The fourth graders used to seem impossibly grown-up. Now one of them is mine, and yes, they are impossibly grown up. For little kids. They are starting to learn fractions, so next week we will wrap up the loose ends of their 3rd grade farm year by threshing and grinding the wheat they planted this time last year. What does that have to do with fractions, you wonder? Well, when you thresh and grind wheat, you have flour. And when you have flour, and a cobb oven, you can make pizza. And when you cut pizza… fractions! And yes, planting wheat a year ahead of time does seem like the long way around to learn how to divide a whole into parts.
Instead, I fall back on my usual “Walking feet please, walking feet” singsong, with which I remind them that there is a hard and fast No Running rule in the garden area (hey, we have knives and sharp tools AND slippery mud, we gotta draw the line somewhere). I am The Enforcer of such rules—“your mom is such a nurse,” they complain to my son—constantly making kids rewash their hands or return to their starting place and walk, losing their coveted place in line.
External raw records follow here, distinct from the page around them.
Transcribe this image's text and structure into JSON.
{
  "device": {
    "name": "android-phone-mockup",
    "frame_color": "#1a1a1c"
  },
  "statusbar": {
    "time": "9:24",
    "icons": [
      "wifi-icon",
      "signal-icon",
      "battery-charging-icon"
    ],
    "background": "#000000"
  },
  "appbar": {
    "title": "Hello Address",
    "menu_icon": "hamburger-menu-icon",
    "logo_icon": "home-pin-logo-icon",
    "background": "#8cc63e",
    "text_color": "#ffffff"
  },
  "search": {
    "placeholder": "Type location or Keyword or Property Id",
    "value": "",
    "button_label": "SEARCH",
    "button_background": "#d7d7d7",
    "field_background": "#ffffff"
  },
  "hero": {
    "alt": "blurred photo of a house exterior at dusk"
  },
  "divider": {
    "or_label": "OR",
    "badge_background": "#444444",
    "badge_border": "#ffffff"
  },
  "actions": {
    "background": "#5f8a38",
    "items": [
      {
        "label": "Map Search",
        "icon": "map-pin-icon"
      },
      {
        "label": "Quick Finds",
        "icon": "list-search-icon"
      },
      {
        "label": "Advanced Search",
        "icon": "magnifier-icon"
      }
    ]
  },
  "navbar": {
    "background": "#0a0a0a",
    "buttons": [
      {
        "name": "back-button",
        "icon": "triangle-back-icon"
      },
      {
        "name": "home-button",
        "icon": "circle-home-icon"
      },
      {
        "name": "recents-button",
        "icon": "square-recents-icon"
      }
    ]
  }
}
They all know that I’m unlikely to cut them much slack in that way, always wishing they would slow down and stay safe.
So when my scarecrow group finishes their creation (I love these kids, because when they couldn’t decide whether it was a man or a woman and I suggested “transgendered,” they all just shrugged and said “yeah, that.”) and we are assigned to go harvest for today’s stir-fry, we all walk off across the playfield toward the beds behind the classrooms. Well, maybe there was some surreptitious skipping behind my back, but I didn’t see that; I certainly would have had to nix the joyful skipping if I’d seen it, so I kept my eyes on the purple bean vines we were heading for. Actually, we are not technically in the garden area so the No Running rule isn’t valid, but I’m not going to bring that up. Wild Child is in my group, and his feet are anxious ones, always tapping and shuffling, kicking wood chips and generally trying to escape the confines of their assigned space.
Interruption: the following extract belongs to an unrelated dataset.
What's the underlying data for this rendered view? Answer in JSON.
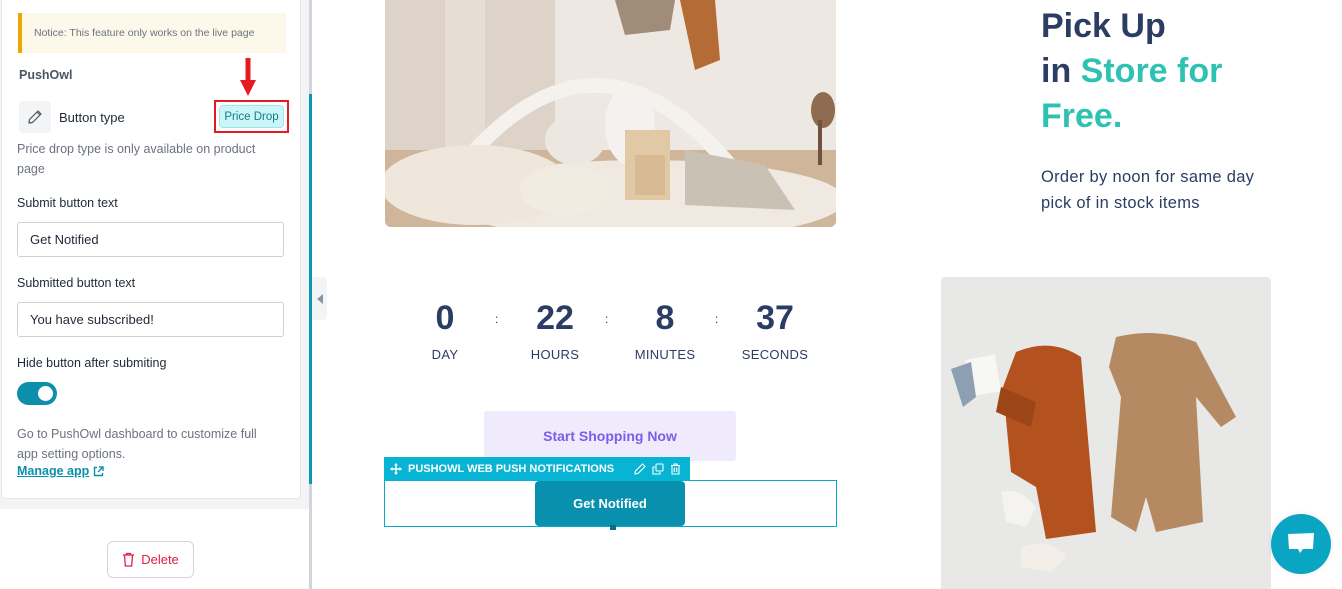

We pick half of the long eggplant-colored beans, leaving the rest for the afternoon group, then build a large pile of kale leaves on top of the bean bowl, and I let Wild Child harvest the lone tiny broccoli floret which has suddenly become the object of all his longing. The excitement of adding his own unplanned ingredient to the stir-fry is almost too much for his twitchy feet, and his wide green eyes turn up to me pleading, as we turn to head back across the wide expanse of grass to the garden. “As long as you stop at the garden gate,” I smile, taking the bowl of vegetables. And they are off, as if their feet have wings. Maybe my wings are getting too small for them already.
Autumn Harvest Stir-fry
Overheard, a monologue: “Stir-fry! Cool, stir-fry is awesome…. Wait. No, not stir-fry. I hate stir-fry. Yuck... Wait. What is stir-fry, anyway?”
The thing about this recipe is, well, there’s no recipe. Except we had pre-boiled potatoes to add in. Other than that, you just harvest what you have, chop it up, and sauté it. Add a little Bragg’s Amino Acid spray and voila, a garden meal. The garlic makes the whole garden fragrant as it cooks, and everyone is hungry, and they love it, a big bowl of vegetables with almost nothing else, and enough for second helpings.
This time we used: garlic, leeks, purple beans, kale, a tiny piece of broccoli, and the aforementioned potatoes. Wild Child’s instructions to me on how they made the stir-fry mostly involved a meticulous description of how you actually have to touch the kale to wash it because the water alone will not get the dirt off.